- The Tshuvos Or Zarua (Siman 11), however, says that in all mitzvos where the purpose is "to bring about a condition," it doesn't matter at all who does the act. The examples he gives are Milah on a son, teaching your son Torah, building a Sukkah, having someone else put tefillin on you, and having someone else putting a tallis on you. (I have no idea how the Or Zarua learns the Gemara in Kiddushin. Preparing Shabbos meals and doing Kiddushin are perfect examples of "bringing about a condition," and despite that, the Gemara applies the rule of MBYM.) The Chochmas Shlomo in OC 260 also holds that MBYM only applies to Kiddushin and Shabbos, and argues with the Magen Avraham, and says that the Minhag to bake matza yourself is based on something completely different.
Does MBYM mean you have to do the whole thing yourself, or only start the mitzva yourself?
- The Pri Megadim on the Magen Avraham 432 SK 5 that says that מצוה בו יותר מבשלוחו applies to Bedikas Chametz says that if you start by yourself, you can delegate the rest of the house, and it's not a problem. What matters is that you started by yourself. This is really self evident, inasmuch as the Gemara in Kiddushin and Shabbos don't say that you have to make the whole Shabbos yourself. It just says that you should do one of the initial steps of preparation- singeing the skin, salting the fish, etc.
If you did use a Shliach, can you fix things later?
- The Bendiner Illui, in his Gilyonei Hashas in Kiddushin 41, brings that there is a minhag that if you're mekadeish with a shliach, then when the woman shows up, to be mekadeish her yourself. Some say it's a meaningless minhag, but he explains it's like Hekdesh Illui miderabanan where your aris was mafrish teruma. I would shtell tzu the mitzva to be makdish the bechor even though it's kadosh mei'rechem (Erchin 28b-29a) where it's clearer.

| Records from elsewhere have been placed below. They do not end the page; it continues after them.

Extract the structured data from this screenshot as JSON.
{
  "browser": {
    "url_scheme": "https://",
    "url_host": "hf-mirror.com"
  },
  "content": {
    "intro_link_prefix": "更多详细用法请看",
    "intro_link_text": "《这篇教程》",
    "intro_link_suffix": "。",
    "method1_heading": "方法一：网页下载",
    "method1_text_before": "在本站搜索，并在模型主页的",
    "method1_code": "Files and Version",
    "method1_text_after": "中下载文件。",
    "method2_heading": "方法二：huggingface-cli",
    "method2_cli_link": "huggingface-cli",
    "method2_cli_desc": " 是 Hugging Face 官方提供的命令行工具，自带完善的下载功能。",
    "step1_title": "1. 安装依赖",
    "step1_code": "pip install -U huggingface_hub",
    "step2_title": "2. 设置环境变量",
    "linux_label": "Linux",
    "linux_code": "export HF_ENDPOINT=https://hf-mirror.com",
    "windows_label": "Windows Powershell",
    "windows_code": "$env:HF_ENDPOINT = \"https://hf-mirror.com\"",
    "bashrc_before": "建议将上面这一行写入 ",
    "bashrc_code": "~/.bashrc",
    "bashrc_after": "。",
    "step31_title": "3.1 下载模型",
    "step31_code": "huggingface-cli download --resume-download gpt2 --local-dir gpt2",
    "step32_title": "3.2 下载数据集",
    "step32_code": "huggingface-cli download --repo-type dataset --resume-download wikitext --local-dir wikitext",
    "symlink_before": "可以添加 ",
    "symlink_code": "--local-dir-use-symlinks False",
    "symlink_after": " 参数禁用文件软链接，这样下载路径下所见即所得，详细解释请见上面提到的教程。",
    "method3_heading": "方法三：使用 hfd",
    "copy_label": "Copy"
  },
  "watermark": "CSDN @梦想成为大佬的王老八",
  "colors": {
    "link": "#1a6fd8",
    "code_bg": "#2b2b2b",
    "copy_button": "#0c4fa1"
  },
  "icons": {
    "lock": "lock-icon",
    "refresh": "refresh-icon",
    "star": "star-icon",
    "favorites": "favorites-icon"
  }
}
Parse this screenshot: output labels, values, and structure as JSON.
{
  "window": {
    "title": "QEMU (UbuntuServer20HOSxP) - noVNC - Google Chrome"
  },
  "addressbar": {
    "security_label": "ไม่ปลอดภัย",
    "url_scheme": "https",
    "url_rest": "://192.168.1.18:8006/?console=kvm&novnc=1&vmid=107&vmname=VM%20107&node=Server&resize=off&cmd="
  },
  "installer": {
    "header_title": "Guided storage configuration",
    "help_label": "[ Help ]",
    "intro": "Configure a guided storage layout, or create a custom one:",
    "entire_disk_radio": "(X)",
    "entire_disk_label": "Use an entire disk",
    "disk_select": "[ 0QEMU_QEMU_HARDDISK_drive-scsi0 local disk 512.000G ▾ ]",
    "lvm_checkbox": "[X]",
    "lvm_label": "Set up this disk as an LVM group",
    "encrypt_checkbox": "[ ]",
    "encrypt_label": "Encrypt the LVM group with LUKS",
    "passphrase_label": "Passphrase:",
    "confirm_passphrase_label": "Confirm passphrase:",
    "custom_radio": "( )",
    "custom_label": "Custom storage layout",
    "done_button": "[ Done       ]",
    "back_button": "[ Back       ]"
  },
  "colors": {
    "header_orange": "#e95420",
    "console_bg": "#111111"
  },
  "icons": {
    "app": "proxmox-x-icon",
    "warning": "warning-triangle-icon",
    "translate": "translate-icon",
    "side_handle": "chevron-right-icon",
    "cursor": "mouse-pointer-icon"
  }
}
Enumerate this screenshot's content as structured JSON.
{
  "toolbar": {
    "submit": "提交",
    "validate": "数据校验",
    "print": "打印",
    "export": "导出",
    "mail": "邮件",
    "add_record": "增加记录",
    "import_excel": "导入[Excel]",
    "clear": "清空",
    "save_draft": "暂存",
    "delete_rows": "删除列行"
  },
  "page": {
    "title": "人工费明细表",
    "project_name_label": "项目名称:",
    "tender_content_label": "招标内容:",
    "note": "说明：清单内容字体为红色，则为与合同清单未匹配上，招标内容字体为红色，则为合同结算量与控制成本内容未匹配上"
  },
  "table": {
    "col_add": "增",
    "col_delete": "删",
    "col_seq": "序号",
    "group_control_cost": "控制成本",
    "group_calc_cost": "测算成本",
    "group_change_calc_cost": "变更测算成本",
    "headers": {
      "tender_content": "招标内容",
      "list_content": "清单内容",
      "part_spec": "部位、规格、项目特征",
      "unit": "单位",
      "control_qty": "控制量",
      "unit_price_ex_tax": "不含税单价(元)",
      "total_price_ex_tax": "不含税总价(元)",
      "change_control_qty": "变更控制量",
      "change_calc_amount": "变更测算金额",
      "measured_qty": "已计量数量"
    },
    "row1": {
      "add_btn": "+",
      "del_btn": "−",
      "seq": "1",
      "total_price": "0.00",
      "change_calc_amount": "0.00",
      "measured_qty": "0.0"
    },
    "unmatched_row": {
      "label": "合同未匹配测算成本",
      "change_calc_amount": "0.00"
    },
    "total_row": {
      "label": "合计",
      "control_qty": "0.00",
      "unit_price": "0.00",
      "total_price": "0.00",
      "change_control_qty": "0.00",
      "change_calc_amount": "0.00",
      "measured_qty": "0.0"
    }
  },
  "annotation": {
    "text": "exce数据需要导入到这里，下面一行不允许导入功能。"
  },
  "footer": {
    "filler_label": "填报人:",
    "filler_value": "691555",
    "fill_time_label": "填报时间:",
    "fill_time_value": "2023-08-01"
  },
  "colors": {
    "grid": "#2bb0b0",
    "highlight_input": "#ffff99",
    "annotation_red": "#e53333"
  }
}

Does it apply to Hechsher mitzva?
- Magen Avraham in 453 says that because of מצוה בו יותר מבשלוחו some people go to see the grinding of their Matza, even though it's only a hechsher.
- The Netziv in Sheiltos 169 says that for a general hechsher, there's no din of מצוה בו יותר מבשלוחו. But if the Hechsher is mentioned in the Torah, then there is a din of מצוה בו יותר מבשלוחו. Examples- building the sukkah, the Shimur of Matza, and making Tzitzis.
- Pnei Yeshoshua in Brachos 18 says clearly that there's no din of מצוה בו יותר מבשלוחו on Hechsher mitzva, like digging a grave.
- But a careful reading of the Ran in Kiddushin 41 and the Yam shel Shlomo there shows that they hold that MBYM does apply to Hechsher Mitzvah.
- Maybe the din of מצוה בו יותר מבשלוחו is based on הידור.
- Maybe not. Maybe it's just a svara, as Rashi there indicates, about greater schar.
- If it is, then maybe it should be talui in the machlokes Rashi and Tosfos in the beginning of Lulav Hagazul in Sukka 29b, whether the psul gamur of yaveish is based on the general din of hiddur (Rashi), that every mitzvah that is totally lacking hiddur is 100% passul, or on a specific requirement of hiddur by esrog and therefore by lulav (Tosfos), because ve'anveihu can't possibly result in a psul gamur. This might also yield an explanation of the Rambam, if delegating some mitzvos results in an absolute lack of hiddur.
What is more important, מצוה בו יותר מבשלוחו or הידור מצוה?
- The Chayei Adam in 68 talks about whether better to write a Sefer Torah or Mezuza or Tefillin by yourself kosher but poorly, or hire an expert Sofer who will write with Hiddur. He paskens that מצוה בו יותר מבשלוחו is more important than הידור מצוה, which is obviously not the opinion of the Aruch Hashulchan in 250:3 that I mentioned above.